Afghan tribal soldiers and U.S. and British special forces continued their hunt for Al Qaeda leader Usama bin Laden and what's left of his fleeing army Tuesday.

There was no word on where bin Laden might be following Sunday's capture of the mountain caves of Tora Bora where his terrorist network made its last major stand in Afghanistan.

At least 200 foreigners loyal to Al Qaeda were killed in battles culminating nine weeks of attacks by American warplanes and tribal eastern alliance ground forces. Hundreds were believed on the run in eastern Afghanistan, and reports varied as to how many had been captured.

U.S. special forces troops were inside Pakistan helping coordinate the search for fleeing Al Qaeda fighters, while CIA agents were at the country's detention centers interrogating the nearly 100 fugitives arrested, ABC News reported Monday.

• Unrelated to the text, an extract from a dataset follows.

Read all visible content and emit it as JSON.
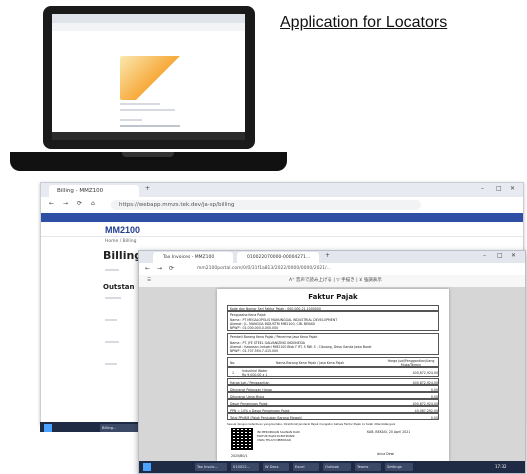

Pakistan says it has arrested at least 88 fleeing Al Qaeda members in recent days. Bracing for further attempts to breach its border — just a few miles from the fighting — Pakistan moved more troops to the frontier to bolster the helicopter gunships and thousands of soldiers charged with cutting off escape routes.

An additional 18 captured Al Qaeda, many weeping, were led down the mountainside on mules by Afghan tribal fighters as snow fell.

Earlier, tribal leaders paraded the filthy prisoners before journalists in a village. Some limped. Others had bandaged heads. They said nothing as armed guards pushed them into a dusty yard in a valley where opium poppies once bloomed.

Some had their arms tied behind them with red nylon ropes. One who wasn't restrained tried to hide his face with a bandaged hand. Others stared vacantly. Reporters were barred from asking questions.

About 200 villagers stared. Manoghul, 23, cradled an AK-47. "When they were fighting us they were very proud men. Now they are weak. They cannot even look at us," he said.

It was unclear what would happen to the prisoners. Commanders alternately spoke of handing them over to U.S. authorities or letting Afghanistan's interim government, which takes office Saturday, deal with them. U.S. Marines in southern Afghanistan have built a prisoner-of-war facility capable of holding 300 people.

The tribal eastern alliance, helped by American commandos and U.S. airstrikes, said they had routed Al Qaeda from the battered country.

But U.S. leaders said victory would not be declared until bin Laden is caught. And for now, no one knows where he is or what he's been doing.

"Anybody's guess," Rear Adm. John Stufflebeem, deputy operations director for the Joint Chiefs of Staff, said in Washington.

Defense Secretary Donald H. Rumsfeld told reporters Monday en route to Brussels, "Until we catch him — which we will — we won't know precisely where he's been." Rumsfeld briefly visited Afghanistan on Sunday.

Bombing by American warplanes could be heard in the Tora Bora region Monday morning, tapering off by afternoon.

Stufflebeem told reporters, "There are still isolated pockets of Al Qaeda fighting in this area, so we're not done yet." He estimated between 1,000 to 2,000 Al Qaeda had been in the White Mountains at the start of fighting.

Some tribal fighters said U.S. special forces were working with them as they searched the caves and tunnels left by fleeing Al Qaeda loyalists. Others complained they received no help.

Haji Zahir, the son of a local governor, said his faction captured 31 people — 22 Arabs and nine Afghans — after an exchange of gunfire.

"They did not want to surrender. But finally we were able to disarm them," he said, grumbling that there was no assistance from U.S. special forces.

Several local fighters said women and children were among the Al Qaeda dead, adding credence to reports that some foreign fighters had brought their families. Their accounts could not be independently verified.

The Associated Press contributed to this report.